Mentions: In Figures 6 and 7, we illustrate the case for participant AD. Similar plots for the other participants look essentially similar. In the raw representation, the correlation for comparisons is low (coefficient of determination .28), whereas it turns out to be quite high (coefficient of determination .83) in a suitable gauge. Notice that the corresponding contour plots for the depth look very different.Figure 6.


Deploying the Mental Eye
Scatterplots for the depths at corresponding locations obtained in the two viewing modes. This is for participant AD; the plots for the other participants look very similar.
© Copyright Policy - creative-commons
Related In: Results  -  Collection

License 1 - License 2 - License 3
Show All Figures
getmorefigures.php?uid=PMC5016826&req=5

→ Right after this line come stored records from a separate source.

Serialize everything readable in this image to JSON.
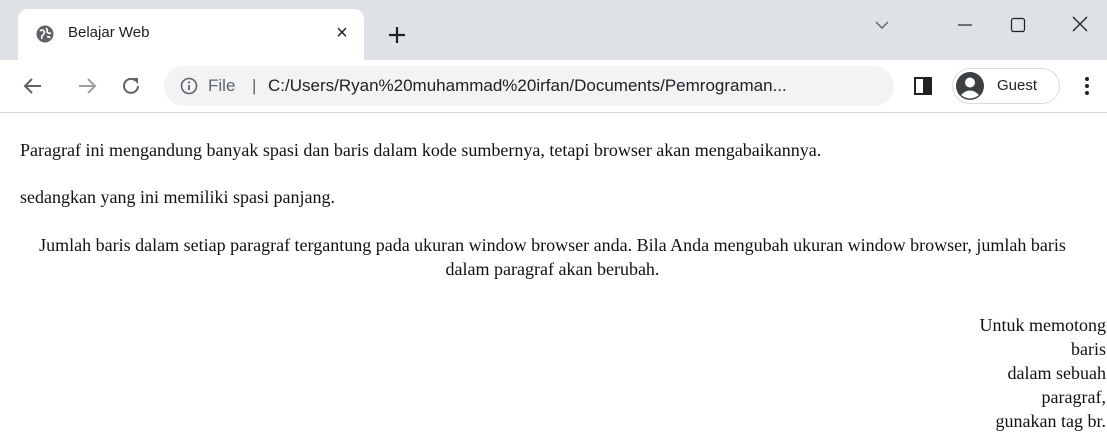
{
  "browser": {
    "tab": {
      "title": "Belajar Web",
      "close": "×"
    },
    "new_tab": "+",
    "address_bar": {
      "scheme": "File",
      "separator": "|",
      "url": "C:/Users/Ryan%20muhammad%20irfan/Documents/Pemrograman..."
    },
    "profile": {
      "label": "Guest"
    }
  },
  "page": {
    "paragraph_1": "Paragraf ini mengandung banyak spasi dan baris dalam kode sumbernya, tetapi browser akan mengabaikannya.",
    "paragraph_2": "sedangkan yang ini memiliki spasi panjang.",
    "paragraph_3": "Jumlah baris dalam setiap paragraf tergantung pada ukuran window browser anda. Bila Anda mengubah ukuran window browser, jumlah baris dalam paragraf akan berubah.",
    "paragraph_4_lines": [
      "Untuk memotong",
      "baris",
      "dalam sebuah",
      "paragraf,",
      "gunakan tag br."
    ]
  },
  "icons": {
    "tab_favicon": "globe-icon",
    "back": "arrow-left-icon",
    "forward": "arrow-right-icon",
    "reload": "reload-icon",
    "info": "info-icon",
    "side_panel": "side-panel-icon",
    "avatar": "avatar-icon",
    "menu": "kebab-menu-icon"
  }
}
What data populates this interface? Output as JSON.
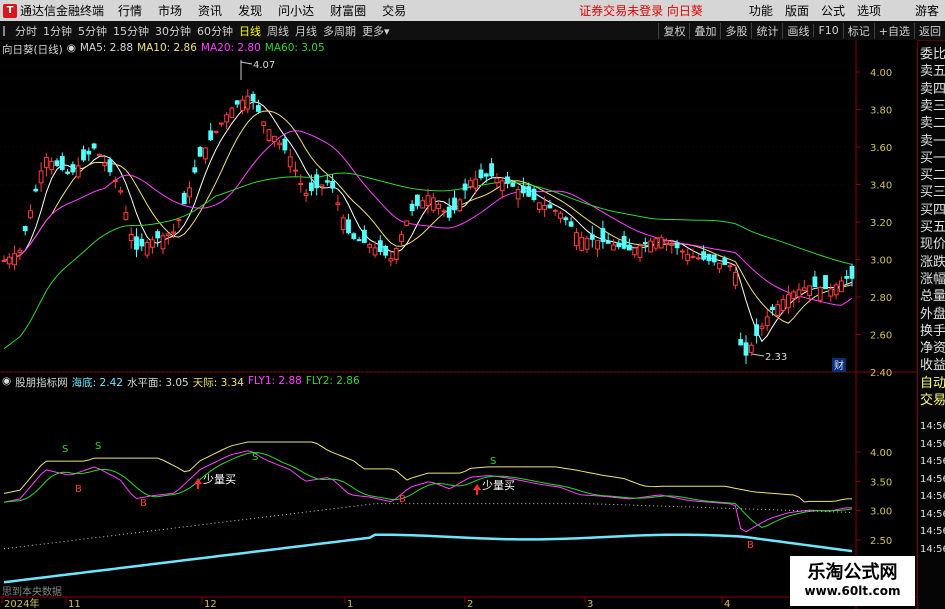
{
  "menubar": {
    "app_title": "通达信金融终端",
    "items": [
      "行情",
      "市场",
      "资讯",
      "发现",
      "问小达",
      "财富圈",
      "交易"
    ],
    "warning": "证券交易未登录",
    "stock": "向日葵",
    "right_items": [
      "功能",
      "版面",
      "公式",
      "选项"
    ],
    "guest": "游客"
  },
  "toolbar": {
    "periods": [
      "分时",
      "1分钟",
      "5分钟",
      "15分钟",
      "30分钟",
      "60分钟",
      "日线",
      "周线",
      "月线",
      "多周期",
      "更多"
    ],
    "active_period": "日线",
    "right_buttons": [
      "复权",
      "叠加",
      "多股",
      "统计",
      "画线",
      "F10",
      "标记",
      "+自选",
      "返回"
    ]
  },
  "main_legend": {
    "title": "向日葵(日线)",
    "ma5": "MA5: 2.88",
    "ma10": "MA10: 2.86",
    "ma20": "MA20: 2.80",
    "ma60": "MA60: 3.05"
  },
  "sub_legend": {
    "title": "股朋指标网",
    "haidi": "海底: 2.42",
    "shuipingmian": "水平面: 3.05",
    "tianji": "天际: 3.34",
    "fly1": "FLY1: 2.88",
    "fly2": "FLY2: 2.86"
  },
  "price_axis": [
    "4.00",
    "3.80",
    "3.60",
    "3.40",
    "3.20",
    "3.00",
    "2.80",
    "2.60",
    "2.40"
  ],
  "sub_axis": [
    "4.00",
    "3.50",
    "3.00",
    "2.50"
  ],
  "annotations": {
    "high": "4.07",
    "low": "2.33",
    "cai": "财",
    "signal_s": "S",
    "signal_b": "B",
    "less_buy": "少量买"
  },
  "date_axis": [
    "2024年",
    "11",
    "12",
    "1",
    "2",
    "3",
    "4"
  ],
  "right_panel": [
    "委比",
    "卖五",
    "卖四",
    "卖三",
    "卖二",
    "卖一",
    "买一",
    "买二",
    "买三",
    "买四",
    "买五",
    "现价",
    "涨跌",
    "涨幅",
    "总量",
    "外盘",
    "换手",
    "净资",
    "收益",
    "自动",
    "交易"
  ],
  "time_list": [
    "14:56",
    "14:56",
    "14:56",
    "14:56",
    "14:56",
    "14:56",
    "14:56",
    "14:56"
  ],
  "bottom_note": "思到本央数据",
  "watermark": {
    "line1": "乐淘公式网",
    "line2": "www.60lt.com"
  },
  "colors": {
    "up": "#ff3c3c",
    "down": "#54ffff",
    "ma5": "#ffffff",
    "ma10": "#f2e27a",
    "ma20": "#ff40ff",
    "ma60": "#30d630"
  }
}
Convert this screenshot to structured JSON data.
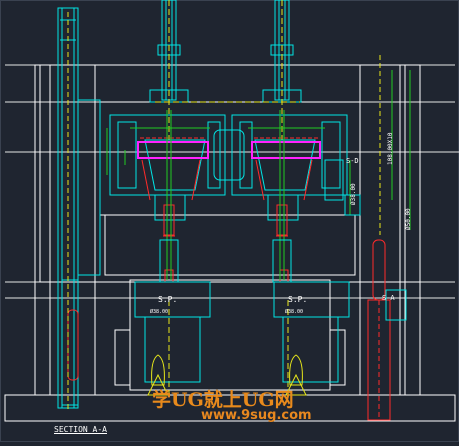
{
  "drawing": {
    "section_title": "SECTION A-A",
    "labels": {
      "sprue_left": "S.P.",
      "sprue_right": "S.P.",
      "sprue_dim_left": "Ø38.00",
      "sprue_dim_right": "Ø38.00",
      "section_d": "S-D",
      "section_a": "S-A",
      "dim_vertical_1": "108.00X10",
      "dim_vertical_2": "Ø50.00",
      "dim_vertical_3": "Ø38.00"
    },
    "watermark": {
      "line1": "学UG就上UG网",
      "line2": "www.9sug.com"
    },
    "colors": {
      "background": "#1f2530",
      "cyan": "#00e5e5",
      "white": "#ffffff",
      "yellow": "#e8e81a",
      "red": "#ff2a2a",
      "green": "#22cc22",
      "magenta": "#ff22ff"
    }
  }
}
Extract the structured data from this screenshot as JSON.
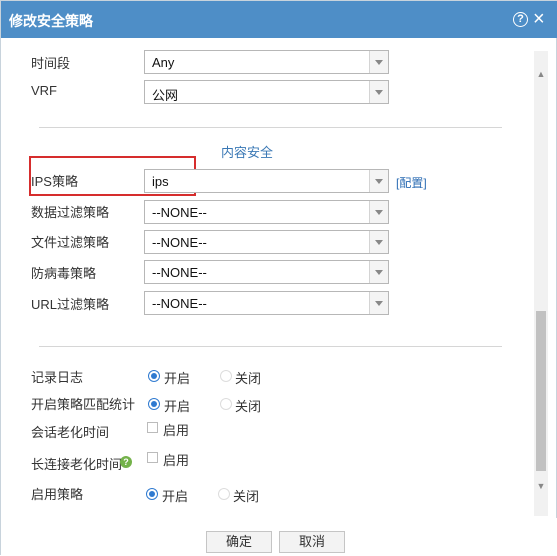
{
  "dialog": {
    "title": "修改安全策略",
    "help_icon_text": "?",
    "close_icon_text": "×"
  },
  "fields": {
    "time_period": {
      "label": "时间段",
      "value": "Any"
    },
    "vrf": {
      "label": "VRF",
      "value": "公网"
    }
  },
  "content_security": {
    "section_title": "内容安全",
    "config_link": "[配置]",
    "ips": {
      "label": "IPS策略",
      "value": "ips"
    },
    "data_filter": {
      "label": "数据过滤策略",
      "value": "--NONE--"
    },
    "file_filter": {
      "label": "文件过滤策略",
      "value": "--NONE--"
    },
    "antivirus": {
      "label": "防病毒策略",
      "value": "--NONE--"
    },
    "url_filter": {
      "label": "URL过滤策略",
      "value": "--NONE--"
    }
  },
  "options": {
    "record_log": {
      "label": "记录日志",
      "on": "开启",
      "off": "关闭",
      "selected": "on"
    },
    "policy_match_stats": {
      "label": "开启策略匹配统计",
      "on": "开启",
      "off": "关闭",
      "selected": "on"
    },
    "session_aging": {
      "label": "会话老化时间",
      "checkbox_label": "启用",
      "checked": false
    },
    "long_conn_aging": {
      "label": "长连接老化时间",
      "checkbox_label": "启用",
      "checked": false,
      "help_icon": "?"
    },
    "enable_policy": {
      "label": "启用策略",
      "on": "开启",
      "off": "关闭",
      "selected": "on"
    }
  },
  "footer": {
    "ok_label": "确定",
    "cancel_label": "取消"
  },
  "colors": {
    "titlebar": "#4e8ec7",
    "accent": "#2f7ad0",
    "highlight": "#d62d2d"
  }
}
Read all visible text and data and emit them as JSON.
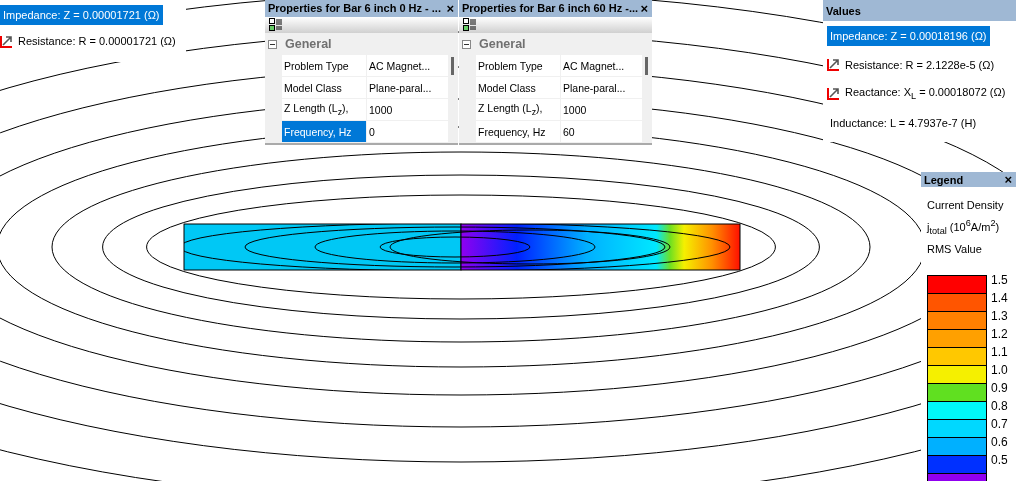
{
  "result_panel": {
    "rows": [
      {
        "kind": "plain",
        "text": "Impedance: Z = 0.00001721 (Ω)",
        "selected": true
      },
      {
        "kind": "resistance",
        "text": "Resistance: R = 0.00001721 (Ω)",
        "selected": false
      }
    ]
  },
  "property_windows": [
    {
      "title": "Properties for Bar 6 inch 0 Hz - ...",
      "close": "×",
      "group": {
        "label": "General",
        "expanded": true
      },
      "rows": [
        {
          "label": "Problem Type",
          "value": "AC Magnet...",
          "selected": false
        },
        {
          "label": "Model Class",
          "value": "Plane-paral...",
          "selected": false
        },
        {
          "label": "Z Length (L$_{z}$),",
          "value": "1000",
          "selected": false
        },
        {
          "label": "Frequency, Hz",
          "value": "0",
          "selected": true
        }
      ]
    },
    {
      "title": "Properties for Bar 6 inch 60 Hz -...",
      "close": "×",
      "group": {
        "label": "General",
        "expanded": true
      },
      "rows": [
        {
          "label": "Problem Type",
          "value": "AC Magnet...",
          "selected": false
        },
        {
          "label": "Model Class",
          "value": "Plane-paral...",
          "selected": false
        },
        {
          "label": "Z Length (L$_{z}$),",
          "value": "1000",
          "selected": false
        },
        {
          "label": "Frequency, Hz",
          "value": "60",
          "selected": false
        }
      ]
    }
  ],
  "values_window": {
    "title": "Values",
    "rows": [
      {
        "kind": "plain",
        "text": "Impedance: Z = 0.00018196 (Ω)",
        "selected": true
      },
      {
        "kind": "resistance",
        "text": "Resistance: R = 2.1228e-5 (Ω)",
        "selected": false
      },
      {
        "kind": "reactance",
        "text": "Reactance: X$_{L}$ = 0.00018072 (Ω)",
        "selected": false
      },
      {
        "kind": "plain",
        "text": "Inductance: L = 4.7937e-7 (H)",
        "selected": false
      }
    ]
  },
  "legend": {
    "title": "Legend",
    "close": "×",
    "lines": [
      "Current Density",
      "j$_{total}$ (10$^{6}$A/m$^{2}$)",
      "RMS Value"
    ],
    "bands": [
      {
        "color": "#ff0000"
      },
      {
        "color": "#ff5500"
      },
      {
        "color": "#ff8000"
      },
      {
        "color": "#ffa000"
      },
      {
        "color": "#ffc800"
      },
      {
        "color": "#f5f000"
      },
      {
        "color": "#60e020"
      },
      {
        "color": "#00f8f8"
      },
      {
        "color": "#00d8ff"
      },
      {
        "color": "#00b0ff"
      },
      {
        "color": "#0030ff"
      },
      {
        "color": "#9000f0"
      }
    ],
    "ticks": [
      "1.5",
      "1.4",
      "1.3",
      "1.2",
      "1.1",
      "1.0",
      "0.9",
      "0.8",
      "0.7",
      "0.6",
      "0.5"
    ]
  }
}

fig6-2041669515607710: Scatterplots for the depths at corresponding locations obtained in the two viewing modes. This is for participant AD; the plots for the other participants look very similar.
Mentions: In Figures 6 and 7, we illustrate the case for participant AD. Similar plots for the other participants look essentially similar. In the raw representation, the correlation for comparisons is low (coefficient of determination .28), whereas it turns out to be quite high (coefficient of determination .83) in a suitable gauge. Notice that the corresponding contour plots for the depth look very different.Figure 6.

View Article: PubMed Central - PubMed

ABSTRACT

Three observers performed a task designed to quantify their “pictorial relief” in visual awareness for a photograph of a piece of sculpture. In separate sessions, they were instructed to assume one of two “mental viewpoints.” The main objective was to investigate whether human observers have such command. All three observers could redirect their “mental view direction” by up to 20°. These observers experience “paradoxical monocular” stereopsis, whereas a sizable fraction of the population does not. Moreover, they had some experience in assuming various “viewing modes.” Whereas one cannot generalize to the population at large, these findings at least prove that it is possible to direct the mental viewpoint actively. This is of importance to the visual arts. For instance, academic drawings require one to be simultaneously aware of a “viewing” (for the drawing) and an “illumination direction” (for the shading). Being able to mentally deploy various vantage points is a crucial step from the “visual field” to the “visual space.”

No MeSH data available.